Opinions: Is it grim up north?

Click to follow
Indy Lifestyle Online
FIONA COOPER, novelist (born in Bristol, lives in Newcastle): Grim it ain't.

I'm a rosy-spectacled adopted Geordie. People talk to you here. In London if anybody talks to you, you think 'Oh God, it's the Royal Free Hospital's turning-out day.'

CHRISTOPHER MAYFIELD, bishop of Manchester (born in Plymouth, lives in Salford): Poverty in the north is grim and solutions are difficult to find.

Manchester has all the difficulties of mass urbanisation. But the scenery is marvellous, and the people are astonishingly creative and inventive and amongst the friendliest I have ever met.

JO SMITH, film-maker (born in Leicestershire, lives in London): Yes it is.

It's a total lie that they're the friendliest people. I've spent a lot of time in Manchester, which I hate - people there have a pride in being stoic and a miserable sense of humour and a strange sense of enjoying displeasure.

JANE LESTER, housewife (born in Brighton, lives in Reading): It's definitely grim in Manchester - kind of grey and arctic, with long ugly streets lined with mean, poky, dusty little shops. They make a huge fuss about how good the fish and chips are up north, then smother them in revolting, gooey, mushy peas.

CARLA LANE, author (born in Liverpool, lives in Sussex): You can't say that the north is grim, it's an intriguing place. Give me northern people any day. Southerners are spoiled rotten.

MARK NORMAN, BBC radio producer (born in Barnet, lives in Herts): When the north is good it is very good, but when it is poor it is very, very poor. I cannot envisage spending more than half an hour in Middlesbrough without committing suicide. People from the North-east have this real chip on their shoulder about shandy-drinking southern puffters born with silver spoons in their mouths.

JANE McGUINNESS, receptionist (born and lives in Manchester): It's not as grim as London - at least we don't have people living in cardboard boxes up here. If I won the pools I'd move abroad, I wouldn't move down south.

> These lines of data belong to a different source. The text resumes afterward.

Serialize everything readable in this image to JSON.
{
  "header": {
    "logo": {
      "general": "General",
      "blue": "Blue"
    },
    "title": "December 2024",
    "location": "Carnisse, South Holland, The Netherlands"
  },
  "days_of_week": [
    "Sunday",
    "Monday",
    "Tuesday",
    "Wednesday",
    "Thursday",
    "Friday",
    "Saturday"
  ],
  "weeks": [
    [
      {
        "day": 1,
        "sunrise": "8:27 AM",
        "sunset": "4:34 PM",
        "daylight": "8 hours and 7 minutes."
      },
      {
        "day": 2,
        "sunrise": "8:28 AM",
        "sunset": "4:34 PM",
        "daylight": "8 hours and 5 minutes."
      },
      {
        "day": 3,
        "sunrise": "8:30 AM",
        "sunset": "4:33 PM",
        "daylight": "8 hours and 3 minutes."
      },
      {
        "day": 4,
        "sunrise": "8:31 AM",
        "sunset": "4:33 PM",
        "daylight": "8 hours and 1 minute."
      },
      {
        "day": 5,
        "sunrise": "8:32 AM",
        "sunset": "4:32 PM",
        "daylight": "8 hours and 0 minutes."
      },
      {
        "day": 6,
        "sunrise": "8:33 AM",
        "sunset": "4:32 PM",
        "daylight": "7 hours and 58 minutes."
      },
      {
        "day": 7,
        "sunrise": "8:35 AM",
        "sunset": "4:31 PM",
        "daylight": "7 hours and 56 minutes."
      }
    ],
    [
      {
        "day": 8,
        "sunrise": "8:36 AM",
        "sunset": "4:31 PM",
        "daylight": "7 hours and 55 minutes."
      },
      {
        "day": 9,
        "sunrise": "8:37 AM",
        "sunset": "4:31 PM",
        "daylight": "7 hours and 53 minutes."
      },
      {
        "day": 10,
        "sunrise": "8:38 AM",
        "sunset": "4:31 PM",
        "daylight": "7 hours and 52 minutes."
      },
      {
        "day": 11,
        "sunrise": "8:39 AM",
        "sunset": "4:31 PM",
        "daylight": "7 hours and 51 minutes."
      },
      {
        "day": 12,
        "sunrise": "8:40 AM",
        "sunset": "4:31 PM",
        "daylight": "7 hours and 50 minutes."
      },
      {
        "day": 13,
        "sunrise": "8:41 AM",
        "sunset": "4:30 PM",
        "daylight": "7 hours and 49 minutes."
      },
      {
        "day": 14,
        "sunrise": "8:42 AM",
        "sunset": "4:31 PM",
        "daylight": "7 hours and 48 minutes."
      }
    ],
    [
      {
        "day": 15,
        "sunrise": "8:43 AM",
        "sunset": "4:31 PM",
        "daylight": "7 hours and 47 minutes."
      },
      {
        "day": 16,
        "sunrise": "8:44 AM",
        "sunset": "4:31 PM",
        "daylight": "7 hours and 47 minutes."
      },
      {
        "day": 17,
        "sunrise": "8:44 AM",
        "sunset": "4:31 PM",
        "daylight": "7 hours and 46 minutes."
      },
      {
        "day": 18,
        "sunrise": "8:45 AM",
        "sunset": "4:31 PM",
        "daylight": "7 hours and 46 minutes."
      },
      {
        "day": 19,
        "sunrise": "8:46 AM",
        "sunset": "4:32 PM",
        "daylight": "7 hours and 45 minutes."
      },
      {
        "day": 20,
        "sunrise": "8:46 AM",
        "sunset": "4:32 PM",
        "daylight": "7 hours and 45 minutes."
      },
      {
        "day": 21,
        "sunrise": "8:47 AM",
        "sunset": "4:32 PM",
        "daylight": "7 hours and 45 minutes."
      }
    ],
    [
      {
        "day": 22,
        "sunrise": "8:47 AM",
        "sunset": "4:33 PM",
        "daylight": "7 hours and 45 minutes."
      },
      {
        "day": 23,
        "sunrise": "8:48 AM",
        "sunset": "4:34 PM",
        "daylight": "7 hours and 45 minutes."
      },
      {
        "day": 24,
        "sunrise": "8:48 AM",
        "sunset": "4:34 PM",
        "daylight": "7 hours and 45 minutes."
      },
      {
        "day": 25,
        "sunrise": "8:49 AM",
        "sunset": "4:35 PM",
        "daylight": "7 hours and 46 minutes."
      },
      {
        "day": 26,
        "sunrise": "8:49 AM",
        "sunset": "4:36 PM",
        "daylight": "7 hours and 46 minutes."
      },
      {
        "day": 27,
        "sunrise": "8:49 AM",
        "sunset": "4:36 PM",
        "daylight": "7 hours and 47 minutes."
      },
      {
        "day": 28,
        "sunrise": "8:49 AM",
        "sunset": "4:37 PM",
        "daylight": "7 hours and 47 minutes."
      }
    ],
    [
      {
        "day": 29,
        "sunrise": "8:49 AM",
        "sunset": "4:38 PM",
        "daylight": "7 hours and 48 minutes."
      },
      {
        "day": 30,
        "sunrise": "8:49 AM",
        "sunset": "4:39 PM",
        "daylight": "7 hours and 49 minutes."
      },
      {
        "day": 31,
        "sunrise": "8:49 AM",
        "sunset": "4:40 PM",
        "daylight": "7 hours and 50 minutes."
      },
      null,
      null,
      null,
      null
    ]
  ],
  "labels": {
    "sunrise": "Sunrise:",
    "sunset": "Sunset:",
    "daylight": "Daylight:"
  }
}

CAROLINE BENEDICT, florist (born in Staplehurst, Kent, lives in Sussex): Yes it is. My boyfriend is a Scouser though, so there are exceptions. I pass through on the train and I don't really look out of the window, it's just too depressing.

STU ALLAN, Manchester Radio DJ (born in Anglesey, lives in Manchester): Every time I go down to London it's raining. It's a damn sight cheaper to buy a house up here, too.

DUSTY GEDGE, circus performer (born and lives in London): It's not grim up north - it's grand up North. The only place which is grim in England is Birmingham.

(Photograph omitted)